A breast ultrasound is a type of imaging test that a doctor may order to check for tumors or other breast abnormalities. A breast ultrasound uses high-frequency sound waves to produce detailed images of the inside of your breast.
To conduct a conventional breast ultrasound, a healthcare professional will use a handheld device called a transducer to create images of your breast.
Unlike X-rays and CT scans, ultrasounds don’t use radiation and are considered safe for pregnant people.
Common uses of the procedure
A doctor may order a breast ultrasound if a physical exam or mammogram reveals a breast abnormality, such as:
● a lump in your breast
● a tender or painful area in your breast
● a change in the texture or appearance of your nipple or breast skin
● unusual discharge from your nipple
● If you have a lump in your breast, an ultrasound will help your doctor determine whether it’s a fluid-filled cyst or a solid tumor. It also allows them to determine the location and size of the lump.
Sometimes a breast ultrasound may be used instead of a mammogram to screen for breast cancer, including:
● in pregnant people and people under age 35 years,
● in people who have dense breast tissue, which reduces the visibility of tumors in mammograms

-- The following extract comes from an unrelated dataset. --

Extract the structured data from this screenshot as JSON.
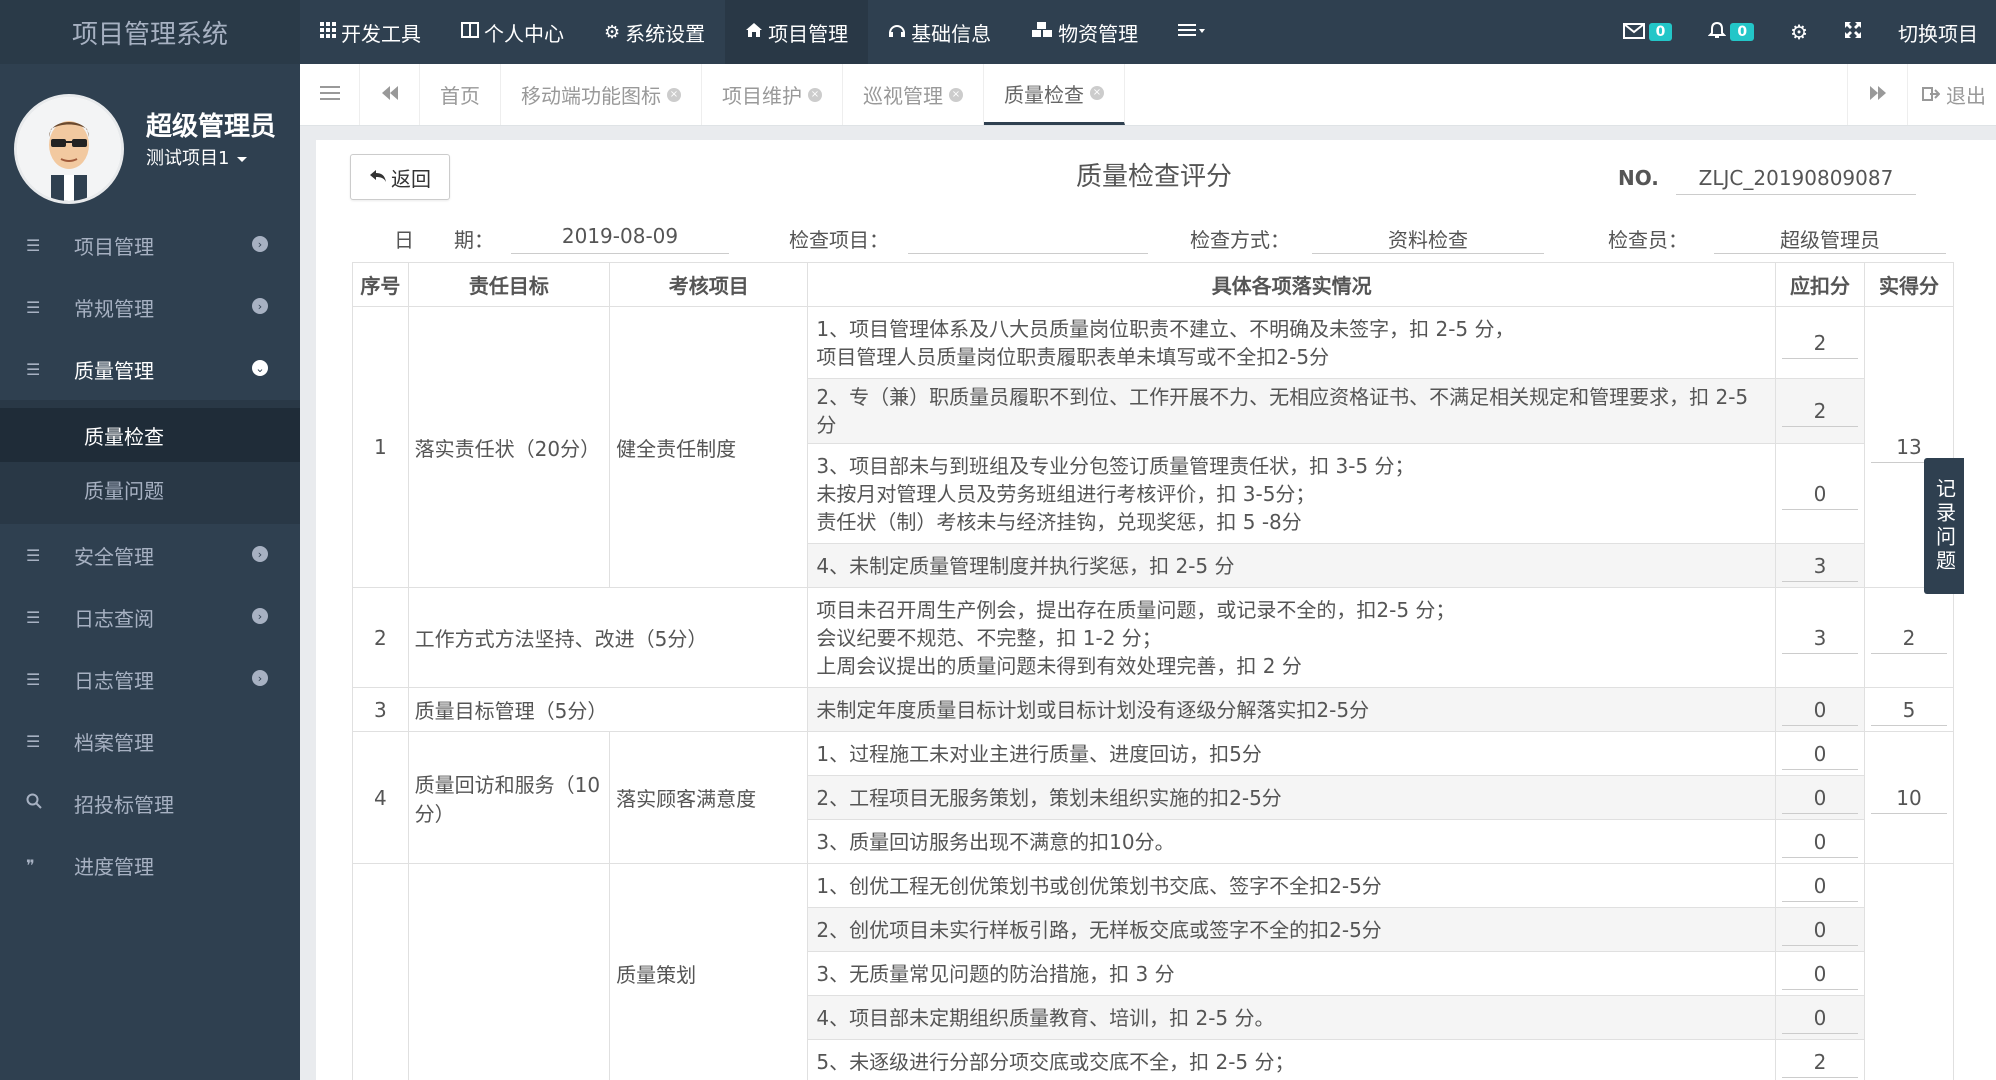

● A breast ultrasound may also be used to check for leaks or other problems with breast implants.
How to prepare and what to expect
Avoid applying powders, lotions, or cosmetics to your breast before the ultrasound. These products may interfere with the accuracy of the test.
Avoid wearing jewelry to your appointment or make sure that you can easily remove it if asked.
Wear a top that you can easily remove during your ultrasound appointment. You’ll be asked to undress from the waist up.
Results of a breast ultrasound
The images that a breast ultrasound produces are in black and white. Cysts, tumors, and growths will appear as dark areas on the scan. However, a dark spot on your ultrasound doesn’t mean that you have breast cancer. Most breast lumps are benign, or noncancerous. Several conditions can cause benign lumps in the breast, including:
● fibrocystic breast disease, in which hormonal changes cause the breasts to become lumpy and tender
● fibroadenoma, which is a benign tumor of the breast tissue
● intraductal papilloma, which is a benign tumor of the milk duct
● breast fat necrosis, which is a lump of damaged or dead tissue in the breast
Benefits vs. risks
A breast ultrasound doesn’t pose any risks, and it has many benefits. A breast ultrasound can help your doctor learn whether you:
● have a lump in your breast
● have a lump that’s a fluid-filled cyst or a solid tumor
● need additional tests to check for breast cancer
● If you have breast cancer, early diagnosis and treatment will help improve your outlook. An ultrasound is often part of the diagnostic process.